[Task inputs Boundary: Start]

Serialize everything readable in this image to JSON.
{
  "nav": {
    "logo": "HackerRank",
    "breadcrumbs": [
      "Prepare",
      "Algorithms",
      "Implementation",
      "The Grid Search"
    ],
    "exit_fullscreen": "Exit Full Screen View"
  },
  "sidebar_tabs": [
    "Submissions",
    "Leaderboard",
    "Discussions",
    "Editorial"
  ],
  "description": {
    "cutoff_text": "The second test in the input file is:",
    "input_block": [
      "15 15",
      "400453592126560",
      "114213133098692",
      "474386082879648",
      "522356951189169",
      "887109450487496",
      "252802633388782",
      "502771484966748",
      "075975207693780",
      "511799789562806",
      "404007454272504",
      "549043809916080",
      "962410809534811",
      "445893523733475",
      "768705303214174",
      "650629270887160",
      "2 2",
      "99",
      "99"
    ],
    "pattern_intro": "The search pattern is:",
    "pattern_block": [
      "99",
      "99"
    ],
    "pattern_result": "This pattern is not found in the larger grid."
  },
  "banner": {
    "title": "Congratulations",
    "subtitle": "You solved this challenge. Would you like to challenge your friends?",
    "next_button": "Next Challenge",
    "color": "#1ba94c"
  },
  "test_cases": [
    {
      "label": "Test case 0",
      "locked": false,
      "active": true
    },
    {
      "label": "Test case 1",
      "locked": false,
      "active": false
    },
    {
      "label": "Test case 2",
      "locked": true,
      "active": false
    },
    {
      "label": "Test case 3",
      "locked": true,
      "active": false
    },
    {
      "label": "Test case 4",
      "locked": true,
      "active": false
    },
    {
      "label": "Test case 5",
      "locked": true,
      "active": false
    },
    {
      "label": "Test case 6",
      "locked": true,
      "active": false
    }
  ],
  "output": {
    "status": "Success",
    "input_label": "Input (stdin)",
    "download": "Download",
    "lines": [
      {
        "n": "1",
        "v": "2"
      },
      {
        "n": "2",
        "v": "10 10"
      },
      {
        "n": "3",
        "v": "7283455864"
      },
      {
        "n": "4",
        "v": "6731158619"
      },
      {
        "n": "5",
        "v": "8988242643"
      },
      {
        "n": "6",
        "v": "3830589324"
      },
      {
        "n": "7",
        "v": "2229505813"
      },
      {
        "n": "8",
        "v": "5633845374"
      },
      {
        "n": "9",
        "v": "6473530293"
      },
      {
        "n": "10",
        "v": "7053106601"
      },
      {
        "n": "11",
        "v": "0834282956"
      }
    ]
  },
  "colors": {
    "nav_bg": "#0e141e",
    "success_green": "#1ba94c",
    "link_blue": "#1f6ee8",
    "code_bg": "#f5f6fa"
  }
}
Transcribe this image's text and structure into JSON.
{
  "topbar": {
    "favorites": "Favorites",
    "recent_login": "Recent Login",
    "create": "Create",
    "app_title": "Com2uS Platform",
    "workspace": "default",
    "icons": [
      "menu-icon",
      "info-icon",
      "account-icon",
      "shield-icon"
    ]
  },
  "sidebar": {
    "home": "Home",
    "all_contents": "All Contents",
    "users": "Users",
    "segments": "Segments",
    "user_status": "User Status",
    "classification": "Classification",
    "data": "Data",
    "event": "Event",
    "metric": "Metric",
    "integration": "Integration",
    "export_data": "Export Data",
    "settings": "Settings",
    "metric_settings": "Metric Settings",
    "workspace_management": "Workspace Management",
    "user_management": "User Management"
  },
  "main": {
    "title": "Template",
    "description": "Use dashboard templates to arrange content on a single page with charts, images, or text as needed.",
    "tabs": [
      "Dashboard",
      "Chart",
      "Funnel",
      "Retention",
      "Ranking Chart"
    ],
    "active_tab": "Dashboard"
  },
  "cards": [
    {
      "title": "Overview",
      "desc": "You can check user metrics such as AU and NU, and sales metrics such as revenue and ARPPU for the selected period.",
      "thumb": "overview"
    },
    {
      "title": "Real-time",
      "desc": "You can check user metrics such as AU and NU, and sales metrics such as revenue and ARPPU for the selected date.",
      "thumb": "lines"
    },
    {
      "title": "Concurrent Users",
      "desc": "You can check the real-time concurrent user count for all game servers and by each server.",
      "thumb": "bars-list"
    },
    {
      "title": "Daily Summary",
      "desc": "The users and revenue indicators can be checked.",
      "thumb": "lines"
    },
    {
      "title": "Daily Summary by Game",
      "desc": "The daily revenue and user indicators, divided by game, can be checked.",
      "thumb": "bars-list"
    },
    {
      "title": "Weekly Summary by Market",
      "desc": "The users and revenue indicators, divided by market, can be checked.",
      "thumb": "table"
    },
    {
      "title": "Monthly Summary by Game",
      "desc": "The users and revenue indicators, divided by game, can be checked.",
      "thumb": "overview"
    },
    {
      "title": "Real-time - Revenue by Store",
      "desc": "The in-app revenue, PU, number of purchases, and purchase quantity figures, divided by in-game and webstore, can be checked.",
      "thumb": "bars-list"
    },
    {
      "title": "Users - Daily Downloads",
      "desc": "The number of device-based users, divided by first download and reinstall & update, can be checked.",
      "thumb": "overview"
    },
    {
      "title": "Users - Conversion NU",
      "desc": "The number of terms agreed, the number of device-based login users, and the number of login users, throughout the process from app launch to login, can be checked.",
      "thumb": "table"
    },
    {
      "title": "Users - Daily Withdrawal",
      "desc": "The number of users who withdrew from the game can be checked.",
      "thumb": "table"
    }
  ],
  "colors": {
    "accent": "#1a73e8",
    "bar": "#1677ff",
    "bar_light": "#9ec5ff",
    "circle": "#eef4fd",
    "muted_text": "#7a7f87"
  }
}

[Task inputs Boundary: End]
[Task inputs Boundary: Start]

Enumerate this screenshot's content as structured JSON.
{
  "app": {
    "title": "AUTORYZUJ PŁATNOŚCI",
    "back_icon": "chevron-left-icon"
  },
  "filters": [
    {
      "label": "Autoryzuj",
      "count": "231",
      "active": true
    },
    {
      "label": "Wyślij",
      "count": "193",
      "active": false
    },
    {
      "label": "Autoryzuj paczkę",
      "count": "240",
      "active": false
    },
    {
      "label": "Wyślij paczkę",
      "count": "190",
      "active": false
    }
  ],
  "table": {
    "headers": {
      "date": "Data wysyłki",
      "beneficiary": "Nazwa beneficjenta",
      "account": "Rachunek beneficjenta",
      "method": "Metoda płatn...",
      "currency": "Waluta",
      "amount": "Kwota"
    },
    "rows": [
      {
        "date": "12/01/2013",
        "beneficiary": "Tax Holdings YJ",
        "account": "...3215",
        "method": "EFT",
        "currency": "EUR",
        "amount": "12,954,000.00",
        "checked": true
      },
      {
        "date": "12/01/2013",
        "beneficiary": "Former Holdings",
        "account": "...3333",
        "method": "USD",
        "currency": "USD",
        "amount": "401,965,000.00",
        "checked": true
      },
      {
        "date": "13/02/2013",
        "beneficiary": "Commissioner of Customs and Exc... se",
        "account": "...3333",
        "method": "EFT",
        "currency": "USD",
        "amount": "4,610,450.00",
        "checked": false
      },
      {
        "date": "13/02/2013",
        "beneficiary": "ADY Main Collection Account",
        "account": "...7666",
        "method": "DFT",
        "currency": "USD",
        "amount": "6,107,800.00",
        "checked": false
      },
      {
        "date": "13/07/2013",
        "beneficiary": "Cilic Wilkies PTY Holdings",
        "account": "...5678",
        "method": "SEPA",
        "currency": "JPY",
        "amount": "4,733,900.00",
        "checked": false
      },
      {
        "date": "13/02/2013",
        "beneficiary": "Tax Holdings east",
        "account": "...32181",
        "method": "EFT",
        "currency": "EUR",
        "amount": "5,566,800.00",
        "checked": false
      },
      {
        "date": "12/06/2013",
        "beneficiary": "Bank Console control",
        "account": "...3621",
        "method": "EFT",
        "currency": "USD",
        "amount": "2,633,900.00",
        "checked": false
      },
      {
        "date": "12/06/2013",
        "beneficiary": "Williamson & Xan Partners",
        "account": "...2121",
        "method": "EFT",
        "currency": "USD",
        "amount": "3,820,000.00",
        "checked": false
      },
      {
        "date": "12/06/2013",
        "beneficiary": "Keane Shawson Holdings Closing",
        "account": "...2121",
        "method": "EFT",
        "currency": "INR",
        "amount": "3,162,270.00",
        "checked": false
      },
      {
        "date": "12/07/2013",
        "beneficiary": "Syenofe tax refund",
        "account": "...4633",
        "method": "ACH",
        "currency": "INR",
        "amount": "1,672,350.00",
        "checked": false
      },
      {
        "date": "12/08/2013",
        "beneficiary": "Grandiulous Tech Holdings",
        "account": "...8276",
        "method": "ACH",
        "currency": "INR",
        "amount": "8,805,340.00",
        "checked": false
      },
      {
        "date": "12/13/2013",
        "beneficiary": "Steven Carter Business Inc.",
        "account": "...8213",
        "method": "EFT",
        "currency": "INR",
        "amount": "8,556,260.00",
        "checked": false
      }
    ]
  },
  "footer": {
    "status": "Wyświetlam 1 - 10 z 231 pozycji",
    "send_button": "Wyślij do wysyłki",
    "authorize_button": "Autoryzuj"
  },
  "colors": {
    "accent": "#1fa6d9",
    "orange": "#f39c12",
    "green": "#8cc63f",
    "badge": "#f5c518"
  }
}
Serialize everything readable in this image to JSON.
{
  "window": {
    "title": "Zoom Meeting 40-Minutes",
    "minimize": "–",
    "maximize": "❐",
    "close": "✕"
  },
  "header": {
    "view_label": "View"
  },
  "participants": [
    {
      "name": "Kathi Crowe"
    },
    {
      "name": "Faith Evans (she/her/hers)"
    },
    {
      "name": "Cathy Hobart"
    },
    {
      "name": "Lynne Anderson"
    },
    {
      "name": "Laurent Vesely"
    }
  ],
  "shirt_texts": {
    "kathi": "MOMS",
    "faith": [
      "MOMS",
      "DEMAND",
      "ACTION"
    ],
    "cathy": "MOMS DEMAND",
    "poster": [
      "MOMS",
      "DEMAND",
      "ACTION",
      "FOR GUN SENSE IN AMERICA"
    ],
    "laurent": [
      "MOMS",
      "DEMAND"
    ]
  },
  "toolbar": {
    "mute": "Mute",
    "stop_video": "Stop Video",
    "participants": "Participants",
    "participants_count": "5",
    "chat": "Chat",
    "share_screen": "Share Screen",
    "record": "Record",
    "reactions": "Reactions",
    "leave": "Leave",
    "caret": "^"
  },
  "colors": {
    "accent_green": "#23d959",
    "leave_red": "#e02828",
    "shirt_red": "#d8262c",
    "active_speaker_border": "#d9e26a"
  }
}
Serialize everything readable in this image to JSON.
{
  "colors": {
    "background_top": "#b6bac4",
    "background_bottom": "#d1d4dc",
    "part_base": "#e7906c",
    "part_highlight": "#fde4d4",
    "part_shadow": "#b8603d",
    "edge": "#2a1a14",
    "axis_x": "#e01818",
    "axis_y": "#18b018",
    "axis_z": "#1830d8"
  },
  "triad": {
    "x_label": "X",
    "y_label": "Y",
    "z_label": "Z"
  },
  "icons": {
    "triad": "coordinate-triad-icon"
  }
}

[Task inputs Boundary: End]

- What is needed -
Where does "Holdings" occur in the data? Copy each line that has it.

- Response for this exercise -
        "beneficiary": "Tax Holdings YJ",
        "beneficiary": "Former Holdings",
        "beneficiary": "Cilic Wilkies PTY Holdings",
        "beneficiary": "Tax Holdings east",
        "beneficiary": "Keane Shawson Holdings Closing",
        "beneficiary": "Grandiulous Tech Holdings",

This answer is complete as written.